** Exercise details **
Reproduce every entry exactly and leave its pictures out.

+++++

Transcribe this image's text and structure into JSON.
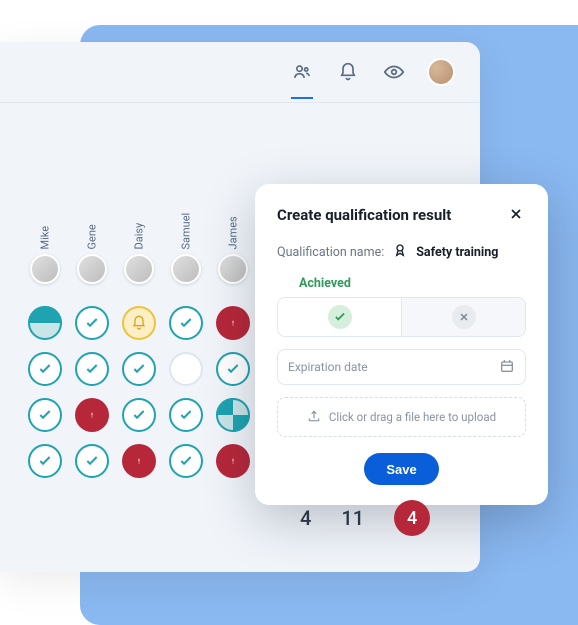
{
  "people": [
    {
      "name": "Mike"
    },
    {
      "name": "Gene"
    },
    {
      "name": "Daisy"
    },
    {
      "name": "Samuel"
    },
    {
      "name": "James"
    }
  ],
  "grid": [
    [
      "pie",
      "check",
      "bell",
      "check",
      "alert"
    ],
    [
      "check",
      "check",
      "check",
      "empty",
      "check"
    ],
    [
      "check",
      "alert",
      "check",
      "check",
      "pie2"
    ],
    [
      "check",
      "check",
      "alert",
      "check",
      "alert"
    ]
  ],
  "modal": {
    "title": "Create qualification result",
    "qual_label": "Qualification name:",
    "qual_name": "Safety training",
    "achieved_tab": "Achieved",
    "date_placeholder": "Expiration date",
    "upload_text": "Click or drag a file here to upload",
    "save_label": "Save"
  },
  "counts": {
    "a": "4",
    "b": "11",
    "c": "4"
  },
  "icons": {
    "contacts": "contacts-icon",
    "bell": "bell-icon",
    "eye": "eye-icon"
  }
}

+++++

** Exercise answer **
Transcribe this image's text and structure into JSON.
{
  "people": [
    {
      "name": "Mike"
    },
    {
      "name": "Gene"
    },
    {
      "name": "Daisy"
    },
    {
      "name": "Samuel"
    },
    {
      "name": "James"
    }
  ],
  "grid": [
    [
      "pie",
      "check",
      "bell",
      "check",
      "alert"
    ],
    [
      "check",
      "check",
      "check",
      "empty",
      "check"
    ],
    [
      "check",
      "alert",
      "check",
      "check",
      "pie2"
    ],
    [
      "check",
      "check",
      "alert",
      "check",
      "alert"
    ]
  ],
  "modal": {
    "title": "Create qualification result",
    "qual_label": "Qualification name:",
    "qual_name": "Safety training",
    "achieved_tab": "Achieved",
    "date_placeholder": "Expiration date",
    "upload_text": "Click or drag a file here to upload",
    "save_label": "Save"
  },
  "counts": {
    "a": "4",
    "b": "11",
    "c": "4"
  },
  "icons": {
    "contacts": "contacts-icon",
    "bell": "bell-icon",
    "eye": "eye-icon"
  }
}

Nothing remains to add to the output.